_Collection entries_
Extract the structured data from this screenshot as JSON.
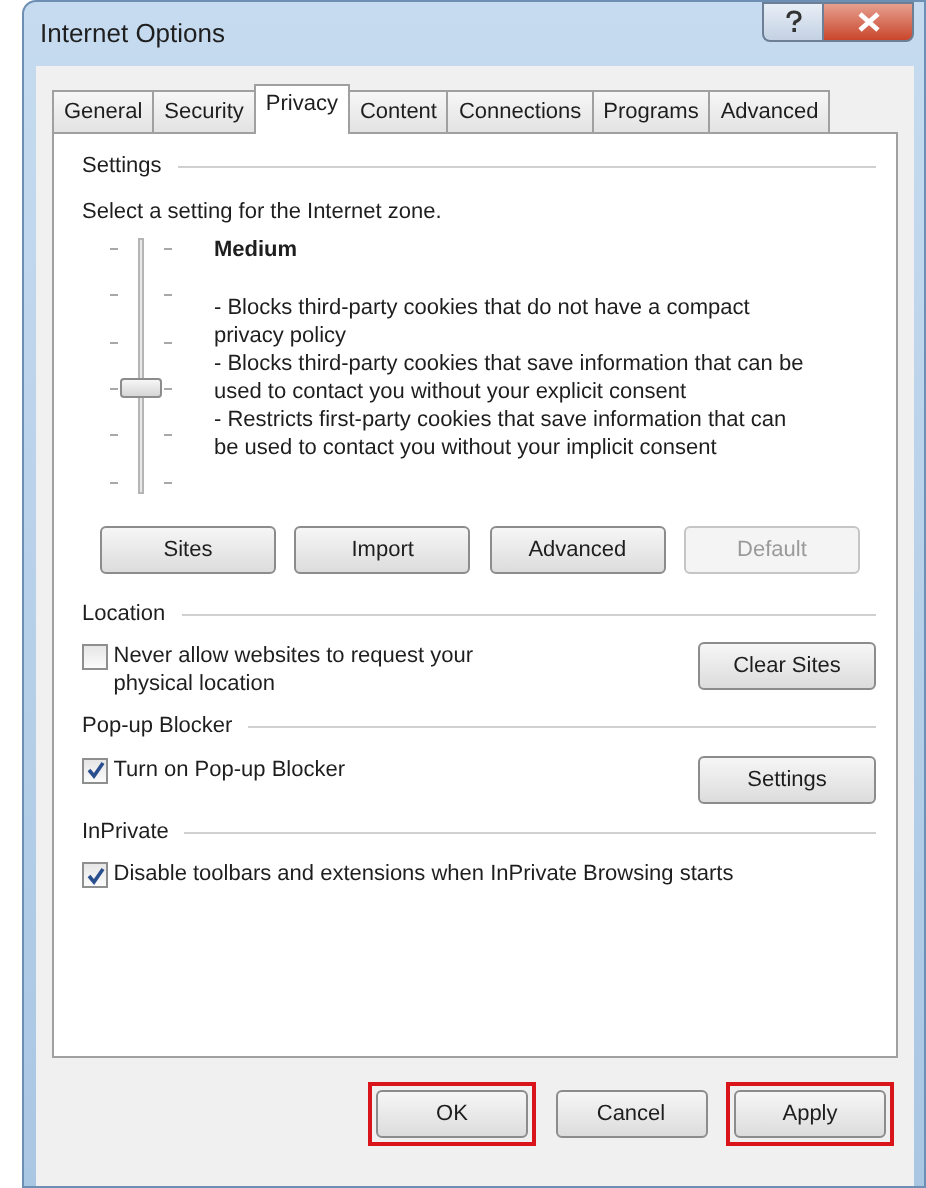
{
  "window": {
    "title": "Internet Options"
  },
  "tabs": [
    {
      "label": "General",
      "selected": false
    },
    {
      "label": "Security",
      "selected": false
    },
    {
      "label": "Privacy",
      "selected": true
    },
    {
      "label": "Content",
      "selected": false
    },
    {
      "label": "Connections",
      "selected": false
    },
    {
      "label": "Programs",
      "selected": false
    },
    {
      "label": "Advanced",
      "selected": false
    }
  ],
  "settings": {
    "heading": "Settings",
    "prompt": "Select a setting for the Internet zone.",
    "slider": {
      "level": 0.4
    },
    "level_name": "Medium",
    "description": [
      "- Blocks third-party cookies that do not have a compact privacy policy",
      "- Blocks third-party cookies that save information that can be used to contact you without your explicit consent",
      "- Restricts first-party cookies that save information that can be used to contact you without your implicit consent"
    ],
    "buttons": [
      {
        "label": "Sites",
        "disabled": false
      },
      {
        "label": "Import",
        "disabled": false
      },
      {
        "label": "Advanced",
        "disabled": false
      },
      {
        "label": "Default",
        "disabled": true
      }
    ]
  },
  "location": {
    "heading": "Location",
    "checkbox": {
      "label": "Never allow websites to request your physical location",
      "checked": false
    },
    "button": "Clear Sites"
  },
  "popup_blocker": {
    "heading": "Pop-up Blocker",
    "checkbox": {
      "label": "Turn on Pop-up Blocker",
      "checked": true
    },
    "button": "Settings"
  },
  "inprivate": {
    "heading": "InPrivate",
    "checkbox": {
      "label": "Disable toolbars and extensions when InPrivate Browsing starts",
      "checked": true
    }
  },
  "footer_buttons": [
    {
      "label": "OK",
      "highlighted": true
    },
    {
      "label": "Cancel",
      "highlighted": false
    },
    {
      "label": "Apply",
      "highlighted": true
    }
  ]
}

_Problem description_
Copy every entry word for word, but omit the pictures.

_Answer box_
Extract the structured data from this screenshot as JSON.
{
  "window": {
    "title": "Internet Options"
  },
  "tabs": [
    {
      "label": "General",
      "selected": false
    },
    {
      "label": "Security",
      "selected": false
    },
    {
      "label": "Privacy",
      "selected": true
    },
    {
      "label": "Content",
      "selected": false
    },
    {
      "label": "Connections",
      "selected": false
    },
    {
      "label": "Programs",
      "selected": false
    },
    {
      "label": "Advanced",
      "selected": false
    }
  ],
  "settings": {
    "heading": "Settings",
    "prompt": "Select a setting for the Internet zone.",
    "slider": {
      "level": 0.4
    },
    "level_name": "Medium",
    "description": [
      "- Blocks third-party cookies that do not have a compact privacy policy",
      "- Blocks third-party cookies that save information that can be used to contact you without your explicit consent",
      "- Restricts first-party cookies that save information that can be used to contact you without your implicit consent"
    ],
    "buttons": [
      {
        "label": "Sites",
        "disabled": false
      },
      {
        "label": "Import",
        "disabled": false
      },
      {
        "label": "Advanced",
        "disabled": false
      },
      {
        "label": "Default",
        "disabled": true
      }
    ]
  },
  "location": {
    "heading": "Location",
    "checkbox": {
      "label": "Never allow websites to request your physical location",
      "checked": false
    },
    "button": "Clear Sites"
  },
  "popup_blocker": {
    "heading": "Pop-up Blocker",
    "checkbox": {
      "label": "Turn on Pop-up Blocker",
      "checked": true
    },
    "button": "Settings"
  },
  "inprivate": {
    "heading": "InPrivate",
    "checkbox": {
      "label": "Disable toolbars and extensions when InPrivate Browsing starts",
      "checked": true
    }
  },
  "footer_buttons": [
    {
      "label": "OK",
      "highlighted": true
    },
    {
      "label": "Cancel",
      "highlighted": false
    },
    {
      "label": "Apply",
      "highlighted": true
    }
  ]
}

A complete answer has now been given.